Wait, what?   You can inherit a property and pay no taxes on it, rent it out and make, say ten grand a year for ten years and take a $50,000 tax deduction and move back into it, live in it, and then sell it tax-free?

Well, that's about the gist of it.  Consult your accountant - there are limits on how much is tax-free in the sale of a primary residence ($500,000 as of the time of this writing).  And in some States, there are inheritance taxes, although they may not apply to spouses.  But the system is stacked in favor of property owners.  And as a property owner, I only feel this is right and just!

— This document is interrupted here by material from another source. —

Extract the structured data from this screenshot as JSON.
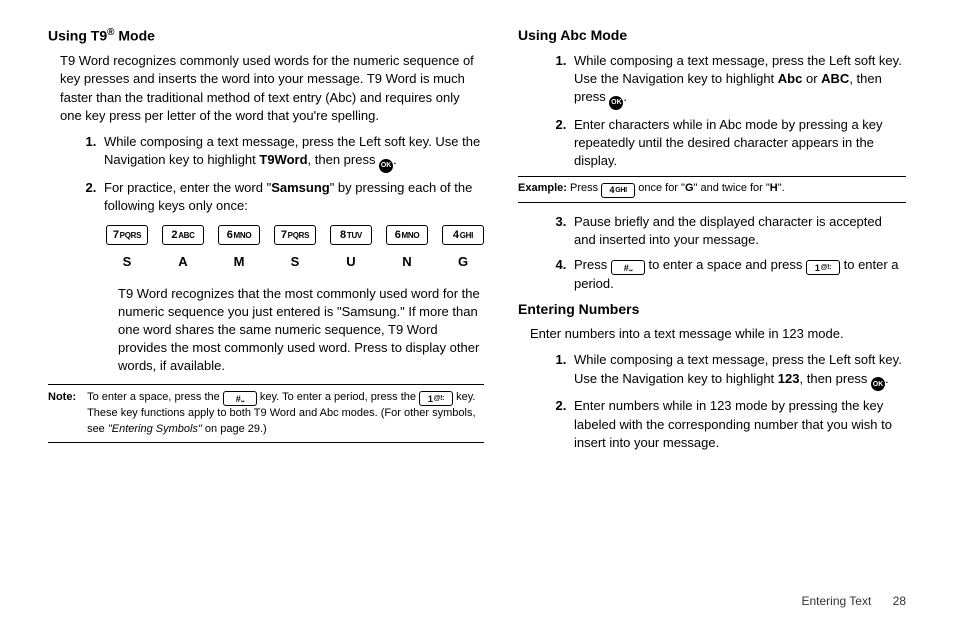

But these numbers also illustrate why buying a personal residence that costs millions of dollars is just plain stupid (again, looking at you, "Financial Kung Fu" with your dream of a $5M home).   Not only are the property taxes going to be murder, but if you sold the place, you will get taxed on any gain over $500,000.   A better approach, from a financial viewpoint, is to live in less house, and use that extra money (or credit) to buy investment properties which can generate income (rent) and appreciate in value - and provide that sweet "Big-D" deduction.  No, you can't depreciate your primary residence, sorry!   Expensive houses are just expenses.  Real financial experts don't promote the idea of wasting money that way.

But getting back to the house in question, the heir has decided to sell, and that is probably for the best.  He if wanted to invest in real estate, he could use the funds to buy a house closer to where he lives and rent that out - or use it for any number of uses.  Being a remote landlord is never a Swiss picnic.   And besides, to rent out the house, they would have to clean it up, paint it, maybe put in new carpets, and so on and so forth.   So that represents a cash investment that they may be reluctant to make.

Not only that, I suspect that we are at a peak of housing prices right about now.  I could be wrong about that - we have seen some people move here from "off-island" and pay a half-million for a house and plow another half-million into it.   Either they are fools with their money, have a ton of money and don't care, or they know something we don't.    As the housing stock on the island reaches a half-century old, many of the homes are in need of serious overhaul.  And it won't be long before someone just flattens one of these ranch homes and builds something more daring.

And to some extent, that is already happening.   A beach house, built years ago on two lots, is being torn down to make way for two fancy new million-dollar homes.  Sounds familiar, eh?   But that is the exception to the rule, and to some extent, recent storms (and resulting beach erosion) may be scaring off the million-dollar beach home types.   Besides, our water is brown and because of off-shore sand bars, we have no surf to speak of.

My personal thought is that prices will remain stable (let's hope!) in the next few years, as the economy slows down (and no, it won't keep growing forever and ever amen, despite what some Wall Street guru says - hey, he has no skin in the game, right?).   With housing prices more than double the national average, and off-island homes (often brand-new, with a swimming pool!) offered for half as much, the cost of homes here, to some extent, makes no sense at all.   But then again, I could be wrong about that.

Not only that, but rents on our island are out-of-whack compared to sales prices.  There are few houses for rent, long-term (but plenty of vacation rentals).   There are plenty of older folks who want to rent a home here, full time.  But they are not prepared to pay more than, say, $2000 a month, which would barely cover the P&I on such a house, if purchased with a 20% down payment, much less the taxes, insurance, and repairs.   As I noted time and time again, when it is cheaper to rent than it is to buy, odds are, houses are overpriced.   Then again, maybe rents are just skewed.

But in my thinking, selling the place is the best option, in this instance, as being a remote landlord doesn't make much sense.   Sell it and move on, and invest the money in something else, whether it is another piece of real estate or whatever.  Hanging on to such a house would be a maintenance and tenant nightmare, might not generate much income, and there likely won't be huge gains in values over the next few years.